CRUNCHY TUNA CASSEROLE
8 total tablespoons or a stick of butter
(You will be using butter four times.)
8 ounces bow-tie pasta
1 stalk celery
1/2 medium onion
1 clove garlic
2 5 ounce cans solid white albacore tuna
1/4 cup all-purpose flour
1 1/2 cups milk
1/2 cup mayonnaise
1 tablespoon Seafood MagicTM spice
2 tablespoons bread crumbs
1 2 ounce bag barbecue potato chips
1 cup shredded Four Mexican cheeses
3 tablespoons Parmesan cheese
Preheat oven to 375 degrees. Coat a medium baking dish with 1/2 tablespoon butter. (First use of butter.) Bring a large pot of water to a boil. Add bow-tie pasta. Cook for 9 minutes or al dente-firm but not hard. Drain.
While waiting for the pasta to be ready, cut the leafy top and white bottom off the celery stalk. De-vein the celery. That is, remove the thin green threads, or veins, that run down the length of the outside. It is easy to get a start on these pesky threads if you first snap the stalk in half. The alternative to de-veining is living with thready celery or not having celery. (Both choices put the entire cosmos in its own alternative universe, perhaps resulting in Armageddon tomorrow. Choose wisely.)
Metaphorically destroy (mince) the garlic, celery, and onion. Melt 2 tablespoons butter in saucepan over low-medium heat. (Second use of butter.) Stir in the onion, celery, and garlic for seven minutes or until tender. The mix really should be tender. You have been warned.
Melt 3 1/2 tablespoons butter in another saucepan. (Third use of butter.) Add milk, mayonnaise, and flour. Stir with whisk. Cook for 5 minutes until sauce is smooth and thickened. Add tuna, onion-celery-garlic mixture, and bow-tie pasta. Mix. Pour all of this casserole into baking dish.
Melt 2 tablespoons butter in yet another pan. (Last use of butter.) Mix in bread crumbs. Sprinkle mixture over the casserole. Top with grated four cheeses and Parmesan cheese.
Bake casserole 20 minutes in the oven at 375 degrees. Take casserole out of the oven and sprinkle potato chips on top.

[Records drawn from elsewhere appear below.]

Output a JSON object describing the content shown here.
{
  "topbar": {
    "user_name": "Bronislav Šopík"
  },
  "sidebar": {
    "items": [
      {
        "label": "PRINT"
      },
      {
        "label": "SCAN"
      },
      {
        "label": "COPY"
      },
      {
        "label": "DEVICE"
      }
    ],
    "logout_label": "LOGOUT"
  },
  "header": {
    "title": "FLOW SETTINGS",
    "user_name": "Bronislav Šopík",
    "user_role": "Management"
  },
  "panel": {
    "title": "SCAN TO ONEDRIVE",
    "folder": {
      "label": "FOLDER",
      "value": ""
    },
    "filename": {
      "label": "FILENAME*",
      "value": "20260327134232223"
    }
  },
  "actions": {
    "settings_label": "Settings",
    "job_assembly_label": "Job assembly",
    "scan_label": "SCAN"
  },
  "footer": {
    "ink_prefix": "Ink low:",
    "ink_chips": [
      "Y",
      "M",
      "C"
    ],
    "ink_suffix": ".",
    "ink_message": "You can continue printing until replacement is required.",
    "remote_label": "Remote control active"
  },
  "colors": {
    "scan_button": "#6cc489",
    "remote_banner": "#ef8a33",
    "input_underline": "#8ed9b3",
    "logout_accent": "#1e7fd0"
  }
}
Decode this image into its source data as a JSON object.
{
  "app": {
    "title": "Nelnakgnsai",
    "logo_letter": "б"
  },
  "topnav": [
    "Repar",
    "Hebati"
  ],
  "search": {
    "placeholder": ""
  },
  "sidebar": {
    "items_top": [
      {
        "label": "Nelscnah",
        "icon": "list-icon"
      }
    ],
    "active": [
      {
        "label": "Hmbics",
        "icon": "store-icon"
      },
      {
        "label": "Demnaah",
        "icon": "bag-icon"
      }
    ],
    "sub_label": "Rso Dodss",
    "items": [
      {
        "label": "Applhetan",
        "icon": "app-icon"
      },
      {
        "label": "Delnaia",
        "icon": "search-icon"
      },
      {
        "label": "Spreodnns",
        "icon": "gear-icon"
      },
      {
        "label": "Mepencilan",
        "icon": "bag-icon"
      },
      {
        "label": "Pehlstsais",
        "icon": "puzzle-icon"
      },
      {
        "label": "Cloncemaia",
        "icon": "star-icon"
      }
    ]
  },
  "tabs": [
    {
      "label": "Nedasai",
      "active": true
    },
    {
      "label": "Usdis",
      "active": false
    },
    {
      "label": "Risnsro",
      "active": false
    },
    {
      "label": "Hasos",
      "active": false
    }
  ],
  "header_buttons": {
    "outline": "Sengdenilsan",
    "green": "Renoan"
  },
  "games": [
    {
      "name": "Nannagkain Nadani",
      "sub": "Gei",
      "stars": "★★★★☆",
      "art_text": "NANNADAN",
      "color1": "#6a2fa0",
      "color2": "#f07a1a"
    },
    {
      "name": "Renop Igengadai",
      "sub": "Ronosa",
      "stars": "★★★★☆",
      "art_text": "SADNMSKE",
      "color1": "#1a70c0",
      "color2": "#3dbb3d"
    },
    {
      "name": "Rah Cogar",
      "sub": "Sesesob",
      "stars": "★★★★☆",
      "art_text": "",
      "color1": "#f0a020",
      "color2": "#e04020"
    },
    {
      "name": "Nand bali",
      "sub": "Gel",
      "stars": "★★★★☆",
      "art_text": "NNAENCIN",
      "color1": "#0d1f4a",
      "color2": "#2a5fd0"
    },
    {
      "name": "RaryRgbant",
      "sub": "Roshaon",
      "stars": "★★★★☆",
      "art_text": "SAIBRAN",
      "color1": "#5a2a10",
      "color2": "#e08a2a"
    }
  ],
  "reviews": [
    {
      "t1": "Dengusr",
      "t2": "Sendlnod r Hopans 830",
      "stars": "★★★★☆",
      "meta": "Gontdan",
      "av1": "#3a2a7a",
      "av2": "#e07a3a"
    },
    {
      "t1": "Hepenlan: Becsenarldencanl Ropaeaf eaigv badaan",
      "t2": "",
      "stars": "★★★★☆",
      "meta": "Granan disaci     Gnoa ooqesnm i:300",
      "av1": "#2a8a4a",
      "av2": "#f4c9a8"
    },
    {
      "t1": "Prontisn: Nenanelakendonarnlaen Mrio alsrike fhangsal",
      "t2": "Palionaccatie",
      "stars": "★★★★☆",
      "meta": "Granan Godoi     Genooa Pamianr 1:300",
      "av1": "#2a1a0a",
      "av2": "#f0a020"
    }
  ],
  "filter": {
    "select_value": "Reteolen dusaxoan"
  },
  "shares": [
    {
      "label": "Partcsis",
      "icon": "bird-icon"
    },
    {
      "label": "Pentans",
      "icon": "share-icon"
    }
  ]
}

Bake casserole for another 10 minutes or until it is bubbly and lightly browned. This dish is crunchy and yummy.
You generated lots of dishes for your companion to wash. Be sure to say thank you.
1) My grandmother always said the outstanding chef would have everything cleaned and put away by the time the meal was ready to be eaten.
2) I actually did this for this meal. My grandmother would have been proud. My mother would have been astounded.
3) This is not a good meal to make if your dishwasher doesn’t work as happened to me. Grr!
4) 75 percent of all fish eaten comes from the ocean. Within a generation the percentage will drop to 50.
5) Only 1 percent of all tuna is sold fresh. The rest is canned.
6) “Tuna” spelled backwards is “a nut.” It is also an anagram for “aunt.”
7) Tuna can cruise up to 55 miles per hour and never stop moving. Cars in the heart of the world’s big cities move at an average of 8 miles per hour and are often stopped.
8) Most of the world’s oil supply comes from OPEC nations. Most of the world’s tuna is caught off California.
9) Tuna in France is canned in water, vegetable oil, tomato juice, and lemon juice.
– Paul De Lancey, The Comic Chef
My cookbook, Following Good Food Around the World, with its 180 wonderful recipes, my newest novel, Do Lutheran Hunks Eat Mushrooms, a hilarious apocalyptic thriller, and all my other books, are available on amazon.com.